What is expected: Print the data exactly as written, line for line, and leave its pictures behind.

Stored data entries:
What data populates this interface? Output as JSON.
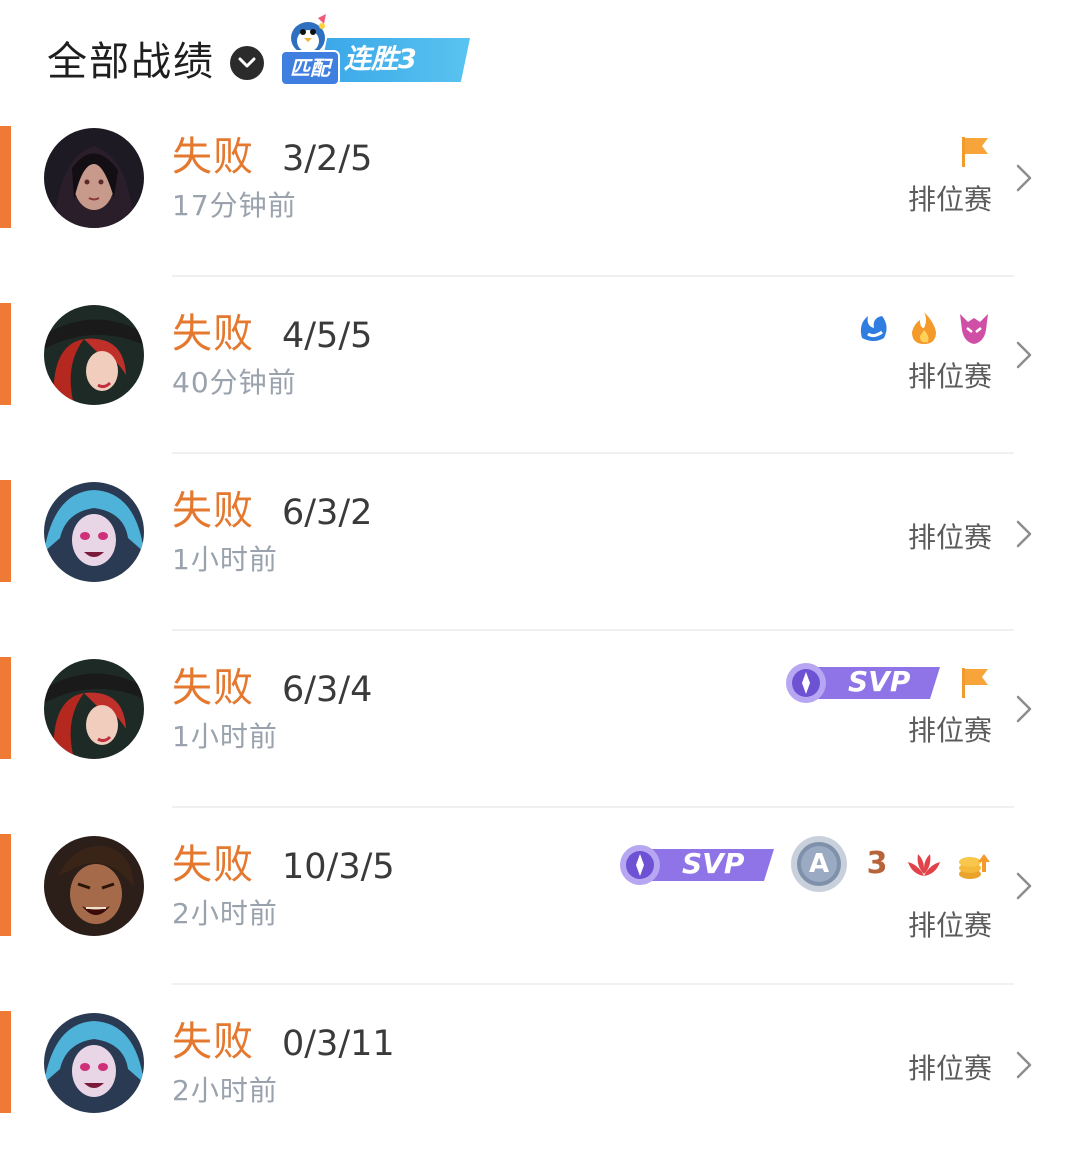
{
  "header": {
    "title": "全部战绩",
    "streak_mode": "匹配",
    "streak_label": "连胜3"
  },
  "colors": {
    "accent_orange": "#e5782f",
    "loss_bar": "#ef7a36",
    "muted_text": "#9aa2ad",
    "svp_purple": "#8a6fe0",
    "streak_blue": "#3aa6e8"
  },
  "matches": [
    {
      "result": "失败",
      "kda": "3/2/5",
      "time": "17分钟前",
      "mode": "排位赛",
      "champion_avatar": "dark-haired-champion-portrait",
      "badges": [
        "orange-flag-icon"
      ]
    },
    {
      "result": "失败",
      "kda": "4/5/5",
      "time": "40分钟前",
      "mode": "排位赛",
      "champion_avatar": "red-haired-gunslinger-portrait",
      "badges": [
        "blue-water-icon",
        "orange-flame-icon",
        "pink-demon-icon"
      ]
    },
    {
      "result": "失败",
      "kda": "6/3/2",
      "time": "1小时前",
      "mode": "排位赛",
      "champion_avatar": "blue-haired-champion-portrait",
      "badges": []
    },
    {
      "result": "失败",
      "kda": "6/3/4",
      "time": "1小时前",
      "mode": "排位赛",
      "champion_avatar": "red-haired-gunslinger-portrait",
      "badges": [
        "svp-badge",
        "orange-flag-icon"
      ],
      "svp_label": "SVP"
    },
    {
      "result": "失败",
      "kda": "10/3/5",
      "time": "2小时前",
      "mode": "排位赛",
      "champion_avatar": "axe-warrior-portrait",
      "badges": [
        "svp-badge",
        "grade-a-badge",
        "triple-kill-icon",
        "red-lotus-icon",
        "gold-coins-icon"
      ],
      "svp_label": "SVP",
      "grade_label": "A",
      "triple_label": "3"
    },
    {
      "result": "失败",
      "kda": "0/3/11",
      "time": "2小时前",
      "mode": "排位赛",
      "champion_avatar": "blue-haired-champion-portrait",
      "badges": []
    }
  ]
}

Task solution:
What data populates this interface? Output as JSON.
{
  "header": {
    "title": "全部战绩",
    "streak_mode": "匹配",
    "streak_label": "连胜3"
  },
  "colors": {
    "accent_orange": "#e5782f",
    "loss_bar": "#ef7a36",
    "muted_text": "#9aa2ad",
    "svp_purple": "#8a6fe0",
    "streak_blue": "#3aa6e8"
  },
  "matches": [
    {
      "result": "失败",
      "kda": "3/2/5",
      "time": "17分钟前",
      "mode": "排位赛",
      "champion_avatar": "dark-haired-champion-portrait",
      "badges": [
        "orange-flag-icon"
      ]
    },
    {
      "result": "失败",
      "kda": "4/5/5",
      "time": "40分钟前",
      "mode": "排位赛",
      "champion_avatar": "red-haired-gunslinger-portrait",
      "badges": [
        "blue-water-icon",
        "orange-flame-icon",
        "pink-demon-icon"
      ]
    },
    {
      "result": "失败",
      "kda": "6/3/2",
      "time": "1小时前",
      "mode": "排位赛",
      "champion_avatar": "blue-haired-champion-portrait",
      "badges": []
    },
    {
      "result": "失败",
      "kda": "6/3/4",
      "time": "1小时前",
      "mode": "排位赛",
      "champion_avatar": "red-haired-gunslinger-portrait",
      "badges": [
        "svp-badge",
        "orange-flag-icon"
      ],
      "svp_label": "SVP"
    },
    {
      "result": "失败",
      "kda": "10/3/5",
      "time": "2小时前",
      "mode": "排位赛",
      "champion_avatar": "axe-warrior-portrait",
      "badges": [
        "svp-badge",
        "grade-a-badge",
        "triple-kill-icon",
        "red-lotus-icon",
        "gold-coins-icon"
      ],
      "svp_label": "SVP",
      "grade_label": "A",
      "triple_label": "3"
    },
    {
      "result": "失败",
      "kda": "0/3/11",
      "time": "2小时前",
      "mode": "排位赛",
      "champion_avatar": "blue-haired-champion-portrait",
      "badges": []
    }
  ]
}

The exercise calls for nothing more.